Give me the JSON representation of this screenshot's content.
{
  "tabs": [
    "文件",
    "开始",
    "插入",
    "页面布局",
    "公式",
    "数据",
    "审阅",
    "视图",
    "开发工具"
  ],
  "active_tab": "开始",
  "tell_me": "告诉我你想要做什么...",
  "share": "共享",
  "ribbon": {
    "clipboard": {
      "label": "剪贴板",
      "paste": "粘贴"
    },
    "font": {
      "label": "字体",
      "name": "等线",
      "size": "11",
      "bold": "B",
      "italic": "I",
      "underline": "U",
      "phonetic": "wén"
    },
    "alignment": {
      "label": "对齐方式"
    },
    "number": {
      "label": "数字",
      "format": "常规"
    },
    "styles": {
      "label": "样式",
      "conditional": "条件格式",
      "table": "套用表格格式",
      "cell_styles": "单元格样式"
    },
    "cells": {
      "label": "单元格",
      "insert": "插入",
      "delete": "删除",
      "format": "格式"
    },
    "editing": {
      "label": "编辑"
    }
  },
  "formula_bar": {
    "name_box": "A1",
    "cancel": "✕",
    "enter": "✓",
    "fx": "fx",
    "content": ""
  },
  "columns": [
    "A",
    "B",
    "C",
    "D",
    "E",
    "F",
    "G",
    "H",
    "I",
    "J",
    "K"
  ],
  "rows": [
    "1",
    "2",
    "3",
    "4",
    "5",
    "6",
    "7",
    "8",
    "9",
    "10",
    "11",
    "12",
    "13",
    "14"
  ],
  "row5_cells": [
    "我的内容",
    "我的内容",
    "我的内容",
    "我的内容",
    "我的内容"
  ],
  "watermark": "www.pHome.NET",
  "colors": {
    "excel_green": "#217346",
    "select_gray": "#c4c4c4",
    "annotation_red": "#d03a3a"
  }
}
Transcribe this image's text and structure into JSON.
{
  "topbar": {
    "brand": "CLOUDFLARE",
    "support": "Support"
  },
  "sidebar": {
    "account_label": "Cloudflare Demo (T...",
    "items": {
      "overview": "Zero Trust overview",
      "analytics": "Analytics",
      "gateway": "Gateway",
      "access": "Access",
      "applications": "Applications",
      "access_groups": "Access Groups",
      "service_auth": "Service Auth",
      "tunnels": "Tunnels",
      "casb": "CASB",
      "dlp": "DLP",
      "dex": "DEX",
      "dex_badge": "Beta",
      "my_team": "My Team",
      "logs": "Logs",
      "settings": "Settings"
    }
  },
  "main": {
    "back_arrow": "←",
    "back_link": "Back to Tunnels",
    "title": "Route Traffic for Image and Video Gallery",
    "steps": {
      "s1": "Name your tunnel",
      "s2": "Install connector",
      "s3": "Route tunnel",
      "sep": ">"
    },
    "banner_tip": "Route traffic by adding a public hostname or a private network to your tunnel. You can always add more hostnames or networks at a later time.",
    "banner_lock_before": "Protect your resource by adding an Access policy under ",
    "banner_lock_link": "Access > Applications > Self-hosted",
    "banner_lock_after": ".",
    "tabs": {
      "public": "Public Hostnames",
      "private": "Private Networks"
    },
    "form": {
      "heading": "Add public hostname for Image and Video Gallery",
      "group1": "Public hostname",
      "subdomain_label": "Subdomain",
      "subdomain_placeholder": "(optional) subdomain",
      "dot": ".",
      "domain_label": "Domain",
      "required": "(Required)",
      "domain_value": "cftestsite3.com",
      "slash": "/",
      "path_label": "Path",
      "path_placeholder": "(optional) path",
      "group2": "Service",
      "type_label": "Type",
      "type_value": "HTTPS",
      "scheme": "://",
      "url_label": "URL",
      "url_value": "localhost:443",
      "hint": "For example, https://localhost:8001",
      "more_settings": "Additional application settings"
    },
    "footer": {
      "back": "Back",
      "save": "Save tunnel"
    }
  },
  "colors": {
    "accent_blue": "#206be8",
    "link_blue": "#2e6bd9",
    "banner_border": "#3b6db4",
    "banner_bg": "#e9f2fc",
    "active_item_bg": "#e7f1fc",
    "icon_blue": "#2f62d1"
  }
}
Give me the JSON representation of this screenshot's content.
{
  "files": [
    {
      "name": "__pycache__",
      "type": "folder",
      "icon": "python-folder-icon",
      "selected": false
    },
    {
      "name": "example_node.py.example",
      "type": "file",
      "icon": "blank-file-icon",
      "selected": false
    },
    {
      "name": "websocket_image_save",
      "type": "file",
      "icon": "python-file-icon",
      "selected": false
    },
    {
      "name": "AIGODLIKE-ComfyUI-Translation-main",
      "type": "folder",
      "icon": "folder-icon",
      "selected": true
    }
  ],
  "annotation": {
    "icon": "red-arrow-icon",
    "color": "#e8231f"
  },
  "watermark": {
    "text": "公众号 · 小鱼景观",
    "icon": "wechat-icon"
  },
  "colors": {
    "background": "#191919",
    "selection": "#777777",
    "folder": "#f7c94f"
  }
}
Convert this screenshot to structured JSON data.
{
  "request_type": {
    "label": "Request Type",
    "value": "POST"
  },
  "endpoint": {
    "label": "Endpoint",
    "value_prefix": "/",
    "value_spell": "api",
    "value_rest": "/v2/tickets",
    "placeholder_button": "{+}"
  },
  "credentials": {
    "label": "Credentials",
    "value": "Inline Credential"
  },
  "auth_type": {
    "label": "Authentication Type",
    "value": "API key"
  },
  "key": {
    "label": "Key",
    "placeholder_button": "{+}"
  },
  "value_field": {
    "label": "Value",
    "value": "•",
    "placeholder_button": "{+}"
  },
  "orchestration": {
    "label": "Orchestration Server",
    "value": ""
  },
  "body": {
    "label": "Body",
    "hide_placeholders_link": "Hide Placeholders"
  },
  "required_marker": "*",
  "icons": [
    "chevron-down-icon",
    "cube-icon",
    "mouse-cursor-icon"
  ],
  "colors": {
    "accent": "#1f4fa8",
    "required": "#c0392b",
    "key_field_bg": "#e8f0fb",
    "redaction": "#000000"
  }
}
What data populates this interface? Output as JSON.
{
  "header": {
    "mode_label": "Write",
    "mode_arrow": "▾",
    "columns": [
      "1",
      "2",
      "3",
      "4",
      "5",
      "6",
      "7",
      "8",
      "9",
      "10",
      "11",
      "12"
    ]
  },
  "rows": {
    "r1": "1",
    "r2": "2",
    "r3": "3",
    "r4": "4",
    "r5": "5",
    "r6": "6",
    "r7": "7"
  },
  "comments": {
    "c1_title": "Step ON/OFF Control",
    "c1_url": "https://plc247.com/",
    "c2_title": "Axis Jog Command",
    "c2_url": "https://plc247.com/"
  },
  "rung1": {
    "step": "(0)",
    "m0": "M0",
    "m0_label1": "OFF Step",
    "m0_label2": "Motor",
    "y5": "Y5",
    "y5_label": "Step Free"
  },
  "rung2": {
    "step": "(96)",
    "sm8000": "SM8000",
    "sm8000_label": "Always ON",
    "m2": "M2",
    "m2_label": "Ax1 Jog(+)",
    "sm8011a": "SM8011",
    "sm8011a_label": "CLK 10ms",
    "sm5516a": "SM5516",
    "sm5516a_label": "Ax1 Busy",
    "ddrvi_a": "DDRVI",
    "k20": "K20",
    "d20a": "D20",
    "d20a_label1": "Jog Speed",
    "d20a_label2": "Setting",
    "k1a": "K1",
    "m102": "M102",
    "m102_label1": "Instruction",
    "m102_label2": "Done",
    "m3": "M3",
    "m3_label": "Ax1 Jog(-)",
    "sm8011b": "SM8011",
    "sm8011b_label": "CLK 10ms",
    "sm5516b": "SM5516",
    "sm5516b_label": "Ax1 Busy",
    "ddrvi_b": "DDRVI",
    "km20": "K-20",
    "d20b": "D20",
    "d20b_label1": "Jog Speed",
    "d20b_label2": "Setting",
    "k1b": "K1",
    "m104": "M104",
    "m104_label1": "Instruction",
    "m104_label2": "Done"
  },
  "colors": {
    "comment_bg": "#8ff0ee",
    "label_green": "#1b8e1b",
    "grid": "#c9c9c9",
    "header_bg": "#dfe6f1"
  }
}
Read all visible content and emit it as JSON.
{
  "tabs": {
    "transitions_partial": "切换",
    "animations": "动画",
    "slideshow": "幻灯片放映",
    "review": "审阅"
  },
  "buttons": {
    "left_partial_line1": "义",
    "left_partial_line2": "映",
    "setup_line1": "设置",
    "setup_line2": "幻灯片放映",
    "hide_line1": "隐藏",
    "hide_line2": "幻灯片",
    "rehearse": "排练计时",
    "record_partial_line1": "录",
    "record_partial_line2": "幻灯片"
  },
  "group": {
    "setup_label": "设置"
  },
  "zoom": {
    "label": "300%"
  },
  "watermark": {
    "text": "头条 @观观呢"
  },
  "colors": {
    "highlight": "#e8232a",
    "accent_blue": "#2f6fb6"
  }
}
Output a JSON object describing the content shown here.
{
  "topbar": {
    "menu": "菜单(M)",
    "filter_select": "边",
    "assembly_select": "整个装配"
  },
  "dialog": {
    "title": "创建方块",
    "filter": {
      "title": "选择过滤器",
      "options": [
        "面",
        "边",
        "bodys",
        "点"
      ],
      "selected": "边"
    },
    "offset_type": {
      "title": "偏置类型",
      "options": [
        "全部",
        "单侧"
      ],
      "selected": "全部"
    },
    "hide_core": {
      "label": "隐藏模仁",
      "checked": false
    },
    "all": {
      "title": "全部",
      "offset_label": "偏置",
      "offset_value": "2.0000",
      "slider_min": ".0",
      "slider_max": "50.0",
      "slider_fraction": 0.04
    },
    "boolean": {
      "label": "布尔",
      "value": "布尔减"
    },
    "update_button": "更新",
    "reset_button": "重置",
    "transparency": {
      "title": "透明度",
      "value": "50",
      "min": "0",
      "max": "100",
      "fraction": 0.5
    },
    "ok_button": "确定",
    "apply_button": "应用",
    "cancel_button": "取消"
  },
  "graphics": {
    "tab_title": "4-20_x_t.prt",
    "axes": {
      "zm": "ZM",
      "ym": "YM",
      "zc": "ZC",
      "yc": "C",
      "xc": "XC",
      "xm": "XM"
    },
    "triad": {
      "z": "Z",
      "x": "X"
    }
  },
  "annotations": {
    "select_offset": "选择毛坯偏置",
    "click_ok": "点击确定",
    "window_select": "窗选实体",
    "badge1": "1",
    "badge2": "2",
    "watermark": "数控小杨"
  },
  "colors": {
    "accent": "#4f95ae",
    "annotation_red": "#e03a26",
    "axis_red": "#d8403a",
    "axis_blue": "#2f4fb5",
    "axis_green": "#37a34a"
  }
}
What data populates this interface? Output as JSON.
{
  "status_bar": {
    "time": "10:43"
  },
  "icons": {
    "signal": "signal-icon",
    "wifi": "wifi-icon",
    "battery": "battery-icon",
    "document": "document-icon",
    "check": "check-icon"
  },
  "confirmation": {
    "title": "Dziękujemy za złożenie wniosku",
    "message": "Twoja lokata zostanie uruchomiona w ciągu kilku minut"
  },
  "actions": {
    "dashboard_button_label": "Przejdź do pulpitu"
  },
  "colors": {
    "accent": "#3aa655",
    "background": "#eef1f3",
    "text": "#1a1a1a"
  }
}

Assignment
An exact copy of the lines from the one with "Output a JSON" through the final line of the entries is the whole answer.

Written solution
Output a JSON object describing the content shown here.
{
  "topbar": {
    "menu": "菜单(M)",
    "filter_select": "边",
    "assembly_select": "整个装配"
  },
  "dialog": {
    "title": "创建方块",
    "filter": {
      "title": "选择过滤器",
      "options": [
        "面",
        "边",
        "bodys",
        "点"
      ],
      "selected": "边"
    },
    "offset_type": {
      "title": "偏置类型",
      "options": [
        "全部",
        "单侧"
      ],
      "selected": "全部"
    },
    "hide_core": {
      "label": "隐藏模仁",
      "checked": false
    },
    "all": {
      "title": "全部",
      "offset_label": "偏置",
      "offset_value": "2.0000",
      "slider_min": ".0",
      "slider_max": "50.0",
      "slider_fraction": 0.04
    },
    "boolean": {
      "label": "布尔",
      "value": "布尔减"
    },
    "update_button": "更新",
    "reset_button": "重置",
    "transparency": {
      "title": "透明度",
      "value": "50",
      "min": "0",
      "max": "100",
      "fraction": 0.5
    },
    "ok_button": "确定",
    "apply_button": "应用",
    "cancel_button": "取消"
  },
  "graphics": {
    "tab_title": "4-20_x_t.prt",
    "axes": {
      "zm": "ZM",
      "ym": "YM",
      "zc": "ZC",
      "yc": "C",
      "xc": "XC",
      "xm": "XM"
    },
    "triad": {
      "z": "Z",
      "x": "X"
    }
  },
  "annotations": {
    "select_offset": "选择毛坯偏置",
    "click_ok": "点击确定",
    "window_select": "窗选实体",
    "badge1": "1",
    "badge2": "2",
    "watermark": "数控小杨"
  },
  "colors": {
    "accent": "#4f95ae",
    "annotation_red": "#e03a26",
    "axis_red": "#d8403a",
    "axis_blue": "#2f4fb5",
    "axis_green": "#37a34a"
  }
}
What data populates this interface? Output as JSON.
{
  "status_bar": {
    "time": "10:43"
  },
  "icons": {
    "signal": "signal-icon",
    "wifi": "wifi-icon",
    "battery": "battery-icon",
    "document": "document-icon",
    "check": "check-icon"
  },
  "confirmation": {
    "title": "Dziękujemy za złożenie wniosku",
    "message": "Twoja lokata zostanie uruchomiona w ciągu kilku minut"
  },
  "actions": {
    "dashboard_button_label": "Przejdź do pulpitu"
  },
  "colors": {
    "accent": "#3aa655",
    "background": "#eef1f3",
    "text": "#1a1a1a"
  }
}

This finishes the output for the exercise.